▸ WORK INSTRUCTION:
Print the data verbatim. Leave every image out.

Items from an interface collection
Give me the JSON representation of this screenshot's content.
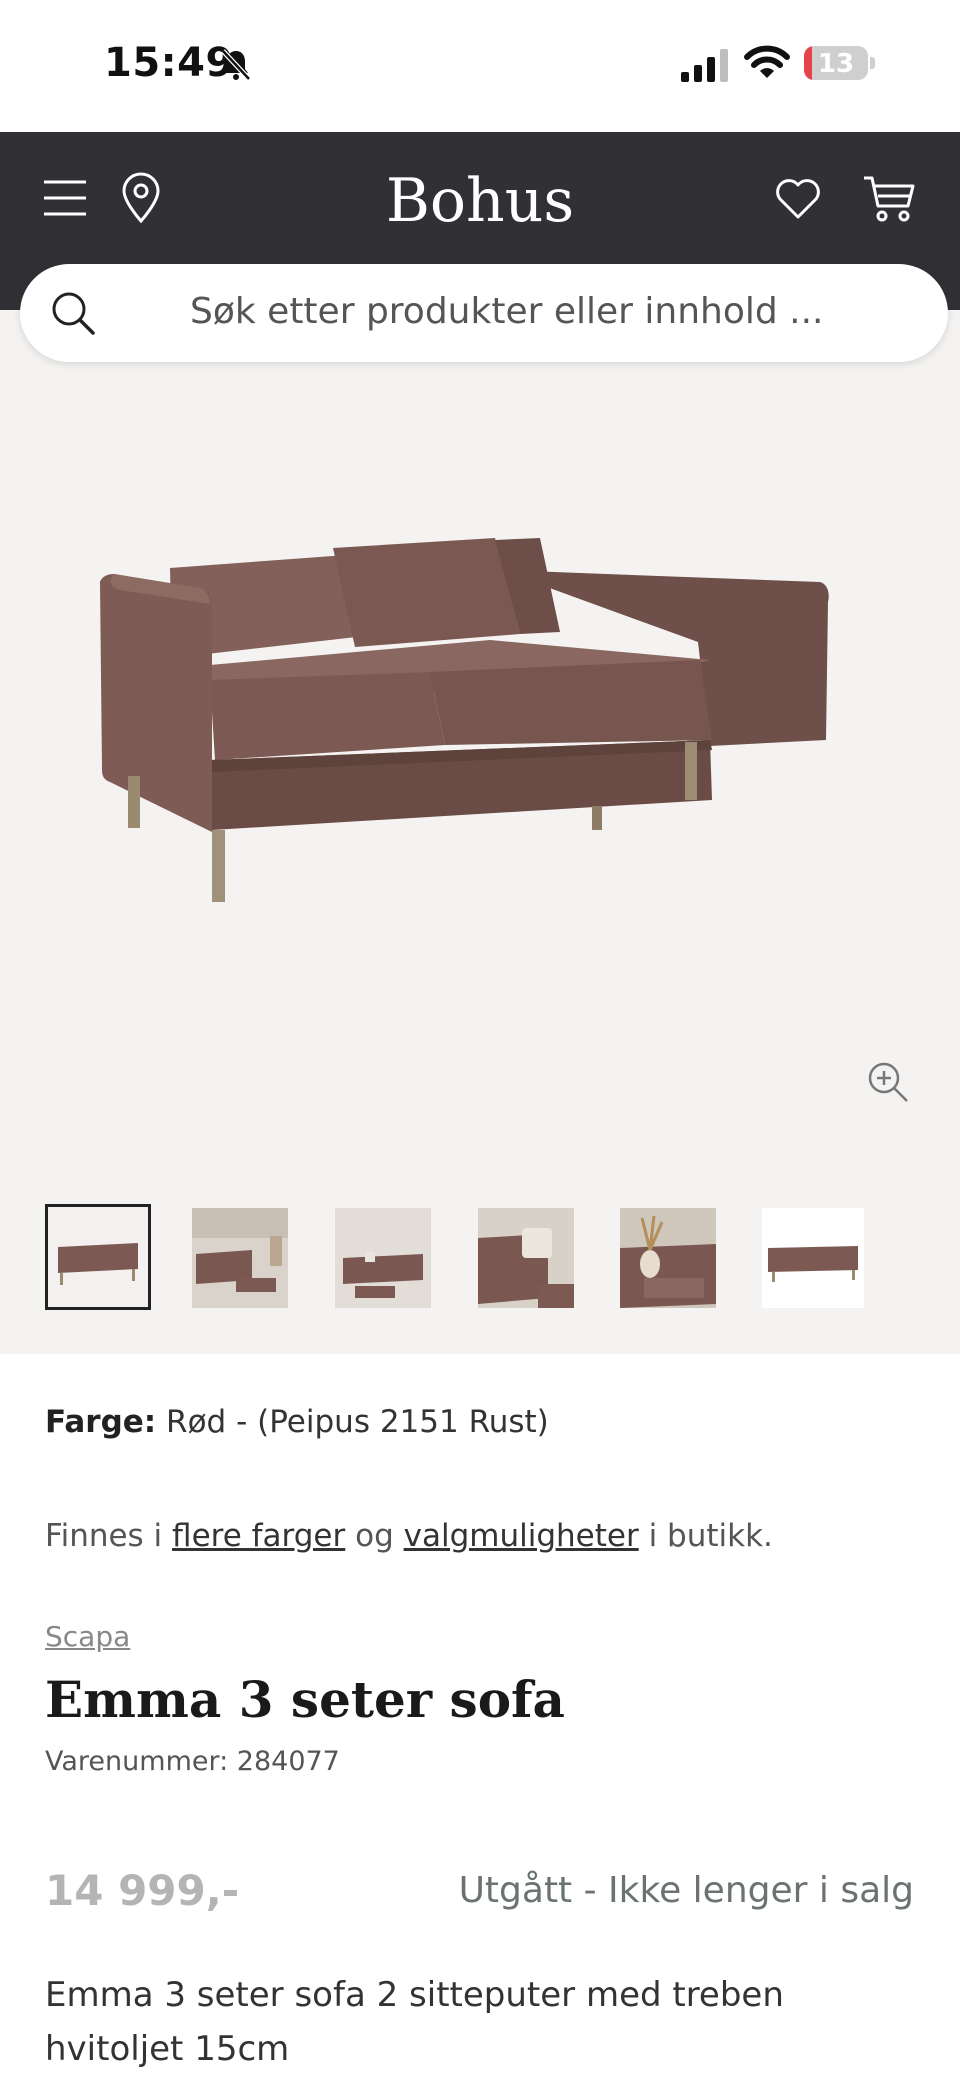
{
  "status_bar": {
    "time": "15:49",
    "battery": "13",
    "battery_level": 0.13
  },
  "header": {
    "logo": "Bohus",
    "icons": [
      "menu-icon",
      "location-icon",
      "heart-icon",
      "cart-icon"
    ]
  },
  "search": {
    "placeholder": "Søk etter produkter eller innhold ..."
  },
  "gallery": {
    "thumbnail_count": 6,
    "active_index": 0
  },
  "product": {
    "color_label": "Farge:",
    "color_value": "Rød - (Peipus 2151 Rust)",
    "finnes_prefix": "Finnes i",
    "link_colors": "flere farger",
    "finnes_mid": "og",
    "link_options": "valgmuligheter",
    "finnes_suffix": "i butikk.",
    "brand": "Scapa",
    "title": "Emma 3 seter sofa",
    "sku": "Varenummer: 284077",
    "price": "14 999,-",
    "availability": "Utgått - Ikke lenger i salg",
    "description": "Emma 3 seter sofa 2 sitteputer med treben hvitoljet 15cm"
  },
  "colors": {
    "header_bg": "#313135",
    "gallery_bg": "#f4f3f1",
    "sofa": "#7d5a52",
    "price": "#b4b4b4",
    "availability": "#6a7272"
  }
}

▸ REPLY:
Give me the JSON representation of this screenshot's content.
{
  "status_bar": {
    "time": "15:49",
    "battery": "13",
    "battery_level": 0.13
  },
  "header": {
    "logo": "Bohus",
    "icons": [
      "menu-icon",
      "location-icon",
      "heart-icon",
      "cart-icon"
    ]
  },
  "search": {
    "placeholder": "Søk etter produkter eller innhold ..."
  },
  "gallery": {
    "thumbnail_count": 6,
    "active_index": 0
  },
  "product": {
    "color_label": "Farge:",
    "color_value": "Rød - (Peipus 2151 Rust)",
    "finnes_prefix": "Finnes i",
    "link_colors": "flere farger",
    "finnes_mid": "og",
    "link_options": "valgmuligheter",
    "finnes_suffix": "i butikk.",
    "brand": "Scapa",
    "title": "Emma 3 seter sofa",
    "sku": "Varenummer: 284077",
    "price": "14 999,-",
    "availability": "Utgått - Ikke lenger i salg",
    "description": "Emma 3 seter sofa 2 sitteputer med treben hvitoljet 15cm"
  },
  "colors": {
    "header_bg": "#313135",
    "gallery_bg": "#f4f3f1",
    "sofa": "#7d5a52",
    "price": "#b4b4b4",
    "availability": "#6a7272"
  }
}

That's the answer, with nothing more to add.